BRUSSELS (Reuters) - The European Union must better monitor anonymous money transfers to crack down on the financing of terrorism and this idea will be part of proposals to be presented to the bloc’s leaders next month, France’s finance minister said on Tuesday.
EU leaders will meet in Brussels on Feb. 12-13 to discuss the bloc’s strategy, just over a month after Islamist gunmen killed 17 people in three attacks in Paris, including on satirical weekly Charlie Hebdo and on a Jewish store.
Also this month, Belgian police killed two men during one of several raids targeting an Islamist group suspected of plotting attacks in Belgium.
“The terrorist attacks that hit Paris and the ones that were thwarted in Brussels show this is how those terrorist groups finance themselves, with small-scale mechanisms, small money transfers concealed by anonymity,” France’s Michel Sapin said after talks with fellow EU finance ministers.
The EU’s foreign ministers last week discussed setting up a new network of European security agents abroad as they sought a united response.
They will also work on improving the exchange of information between national anti-money laundering agencies and also the monitoring of money transfers between EU countries and “danger zones”, Sapin said.

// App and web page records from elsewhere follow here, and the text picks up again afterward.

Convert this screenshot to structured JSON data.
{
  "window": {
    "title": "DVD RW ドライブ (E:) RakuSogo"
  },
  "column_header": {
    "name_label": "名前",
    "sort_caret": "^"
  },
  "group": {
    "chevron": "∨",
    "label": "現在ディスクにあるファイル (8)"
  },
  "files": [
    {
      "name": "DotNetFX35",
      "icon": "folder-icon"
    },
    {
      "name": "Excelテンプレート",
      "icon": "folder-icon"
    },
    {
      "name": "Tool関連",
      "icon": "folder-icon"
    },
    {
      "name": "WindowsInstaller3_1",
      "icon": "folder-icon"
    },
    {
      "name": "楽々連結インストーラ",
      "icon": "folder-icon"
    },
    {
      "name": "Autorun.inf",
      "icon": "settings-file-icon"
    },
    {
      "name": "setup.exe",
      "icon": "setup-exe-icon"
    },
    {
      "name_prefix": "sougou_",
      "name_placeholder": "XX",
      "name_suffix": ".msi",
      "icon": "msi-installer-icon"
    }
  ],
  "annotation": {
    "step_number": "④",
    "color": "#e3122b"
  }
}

As far as money transfers are concerned, Sapin said European countries “must change regulations ... to better monitor small transfers that are covered by anonymity.”
This concerns not only payment transfer companies but also other ways of making anonymous payments, Sapin said. Officials also mentioned virtual payment systems.
Reporting by Ingrid Melander; Editing by Gareth Jones